● Source records:
•••••

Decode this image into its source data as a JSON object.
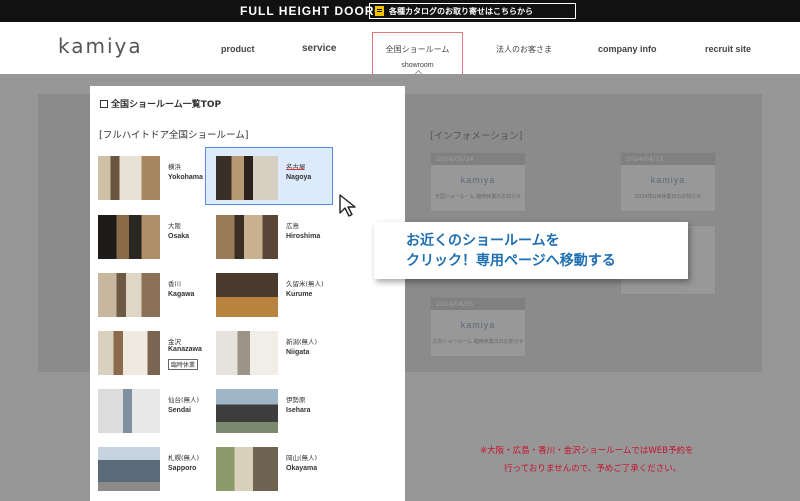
{
  "topbar": {
    "brand": "FULL HEIGHT DOOR®",
    "catalog_label": "各種カタログのお取り寄せはこちらから"
  },
  "header": {
    "logo": "kamiya",
    "nav": [
      {
        "label": "product"
      },
      {
        "label": "service"
      },
      {
        "label": "全国ショールーム",
        "sub": "showroom"
      },
      {
        "label": "法人のお客さま"
      },
      {
        "label": "company info"
      },
      {
        "label": "recruit site"
      }
    ]
  },
  "panel": {
    "top_link": "全国ショールーム一覧TOP",
    "section_title": "[フルハイトドア全国ショールーム]",
    "showrooms": [
      {
        "city": "横浜",
        "en": "Yokohama"
      },
      {
        "city": "名古屋",
        "en": "Nagoya"
      },
      {
        "city": "大阪",
        "en": "Osaka"
      },
      {
        "city": "広島",
        "en": "Hiroshima"
      },
      {
        "city": "香川",
        "en": "Kagawa"
      },
      {
        "city": "久留米(無人)",
        "en": "Kurume"
      },
      {
        "city": "金沢",
        "en": "Kanazawa",
        "tag": "臨時休業"
      },
      {
        "city": "新潟(無人)",
        "en": "Niigata"
      },
      {
        "city": "仙台(無人)",
        "en": "Sendai"
      },
      {
        "city": "伊勢原",
        "en": "Isehara"
      },
      {
        "city": "札幌(無人)",
        "en": "Sapporo"
      },
      {
        "city": "岡山(無人)",
        "en": "Okayama"
      }
    ]
  },
  "info": {
    "title": "[インフォメーション]",
    "cards": [
      {
        "date": "2024/05/24",
        "logo": "kamiya",
        "text": "全国ショールーム 臨時休業のお知らせ"
      },
      {
        "date": "2024/04/15",
        "logo": "kamiya",
        "text": "2024年GW休業日のお知らせ"
      },
      {
        "date": "2024/04/05",
        "logo": "kamiya",
        "text": "広島ショールーム 臨時休業日のお知らせ"
      }
    ]
  },
  "callout": {
    "line1": "お近くのショールームを",
    "line2": "クリック！専用ページへ移動する"
  },
  "note": {
    "line1": "※大阪・広島・香川・金沢ショールームではWEB予約を",
    "line2": "行っておりませんので、予めご了承ください。"
  },
  "colors": {
    "accent_blue": "#1f6fb2",
    "note_red": "#c8102e",
    "active_border": "#e07a7a"
  }
}
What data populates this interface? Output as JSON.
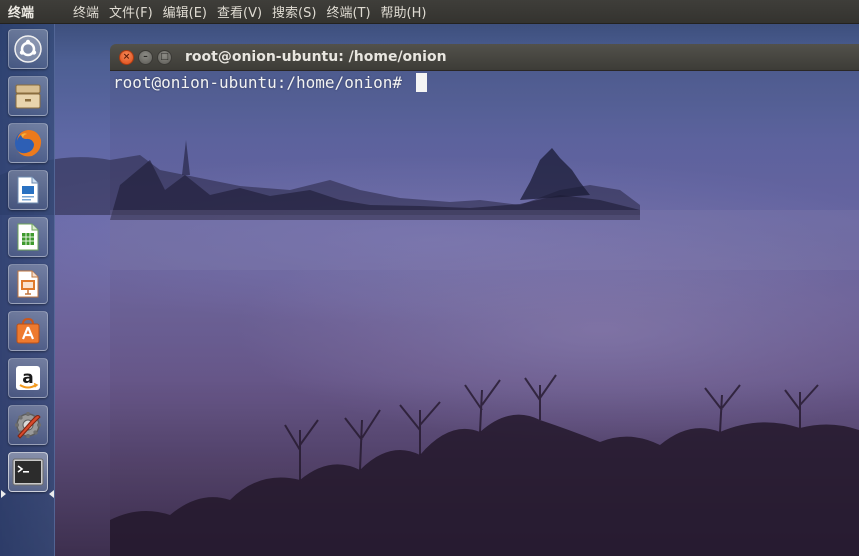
{
  "top_panel": {
    "app_name": "终端",
    "menu": [
      "终端",
      "文件(F)",
      "编辑(E)",
      "查看(V)",
      "搜索(S)",
      "终端(T)",
      "帮助(H)"
    ]
  },
  "launcher": {
    "items": [
      {
        "name": "dash-home-icon"
      },
      {
        "name": "files-icon"
      },
      {
        "name": "firefox-icon"
      },
      {
        "name": "libreoffice-writer-icon"
      },
      {
        "name": "libreoffice-calc-icon"
      },
      {
        "name": "libreoffice-impress-icon"
      },
      {
        "name": "ubuntu-software-center-icon"
      },
      {
        "name": "amazon-icon"
      },
      {
        "name": "system-settings-icon"
      },
      {
        "name": "terminal-icon",
        "active": true
      }
    ]
  },
  "terminal": {
    "title": "root@onion-ubuntu: /home/onion",
    "buttons": {
      "close": "×",
      "minimize": "–",
      "maximize": "□"
    },
    "prompt": "root@onion-ubuntu:/home/onion# "
  },
  "colors": {
    "panel_bg": "#3c3b37",
    "close_button": "#e95420",
    "terminal_text": "#f2f2f2"
  }
}
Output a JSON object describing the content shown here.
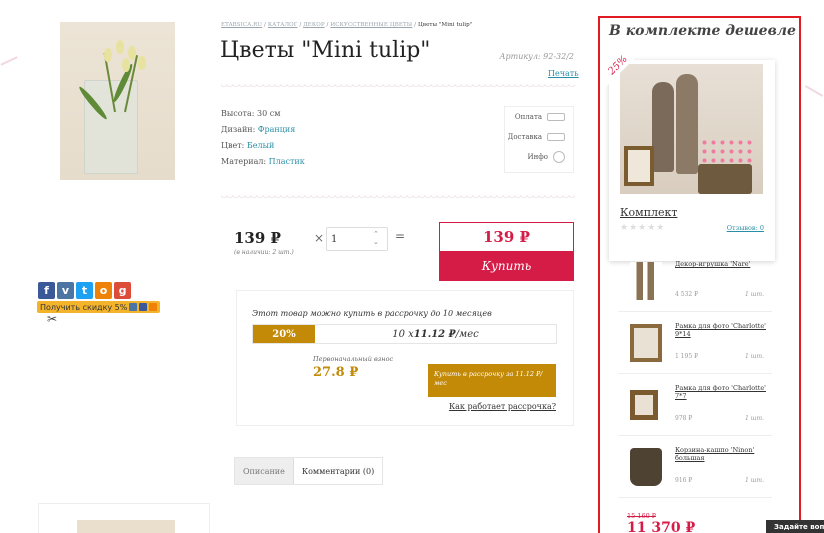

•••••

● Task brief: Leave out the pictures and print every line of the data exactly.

● Worked solution:
Decode this image into its source data as a JSON object.
{
  "topbar": {
    "brand": "FULL HEIGHT DOOR®",
    "catalog_label": "各種カタログのお取り寄せはこちらから"
  },
  "header": {
    "logo": "kamiya",
    "nav": [
      {
        "label": "product"
      },
      {
        "label": "service"
      },
      {
        "label": "全国ショールーム",
        "sub": "showroom"
      },
      {
        "label": "法人のお客さま"
      },
      {
        "label": "company info"
      },
      {
        "label": "recruit site"
      }
    ]
  },
  "panel": {
    "top_link": "全国ショールーム一覧TOP",
    "section_title": "[フルハイトドア全国ショールーム]",
    "showrooms": [
      {
        "city": "横浜",
        "en": "Yokohama"
      },
      {
        "city": "名古屋",
        "en": "Nagoya"
      },
      {
        "city": "大阪",
        "en": "Osaka"
      },
      {
        "city": "広島",
        "en": "Hiroshima"
      },
      {
        "city": "香川",
        "en": "Kagawa"
      },
      {
        "city": "久留米(無人)",
        "en": "Kurume"
      },
      {
        "city": "金沢",
        "en": "Kanazawa",
        "tag": "臨時休業"
      },
      {
        "city": "新潟(無人)",
        "en": "Niigata"
      },
      {
        "city": "仙台(無人)",
        "en": "Sendai"
      },
      {
        "city": "伊勢原",
        "en": "Isehara"
      },
      {
        "city": "札幌(無人)",
        "en": "Sapporo"
      },
      {
        "city": "岡山(無人)",
        "en": "Okayama"
      }
    ]
  },
  "info": {
    "title": "[インフォメーション]",
    "cards": [
      {
        "date": "2024/05/24",
        "logo": "kamiya",
        "text": "全国ショールーム 臨時休業のお知らせ"
      },
      {
        "date": "2024/04/15",
        "logo": "kamiya",
        "text": "2024年GW休業日のお知らせ"
      },
      {
        "date": "2024/04/05",
        "logo": "kamiya",
        "text": "広島ショールーム 臨時休業日のお知らせ"
      }
    ]
  },
  "callout": {
    "line1": "お近くのショールームを",
    "line2": "クリック！専用ページへ移動する"
  },
  "note": {
    "line1": "※大阪・広島・香川・金沢ショールームではWEB予約を",
    "line2": "行っておりませんので、予めご了承ください。"
  },
  "colors": {
    "accent_blue": "#1f6fb2",
    "note_red": "#c8102e",
    "active_border": "#e07a7a"
  }
}
What data populates this interface? Output as JSON.
{
  "top_panel": {
    "app_name": "终端",
    "menu": [
      "终端",
      "文件(F)",
      "编辑(E)",
      "查看(V)",
      "搜索(S)",
      "终端(T)",
      "帮助(H)"
    ]
  },
  "launcher": {
    "items": [
      {
        "name": "dash-home-icon"
      },
      {
        "name": "files-icon"
      },
      {
        "name": "firefox-icon"
      },
      {
        "name": "libreoffice-writer-icon"
      },
      {
        "name": "libreoffice-calc-icon"
      },
      {
        "name": "libreoffice-impress-icon"
      },
      {
        "name": "ubuntu-software-center-icon"
      },
      {
        "name": "amazon-icon"
      },
      {
        "name": "system-settings-icon"
      },
      {
        "name": "terminal-icon",
        "active": true
      }
    ]
  },
  "terminal": {
    "title": "root@onion-ubuntu: /home/onion",
    "buttons": {
      "close": "×",
      "minimize": "–",
      "maximize": "□"
    },
    "prompt": "root@onion-ubuntu:/home/onion# "
  },
  "colors": {
    "panel_bg": "#3c3b37",
    "close_button": "#e95420",
    "terminal_text": "#f2f2f2"
  }
}
Output a JSON object describing the content shown here.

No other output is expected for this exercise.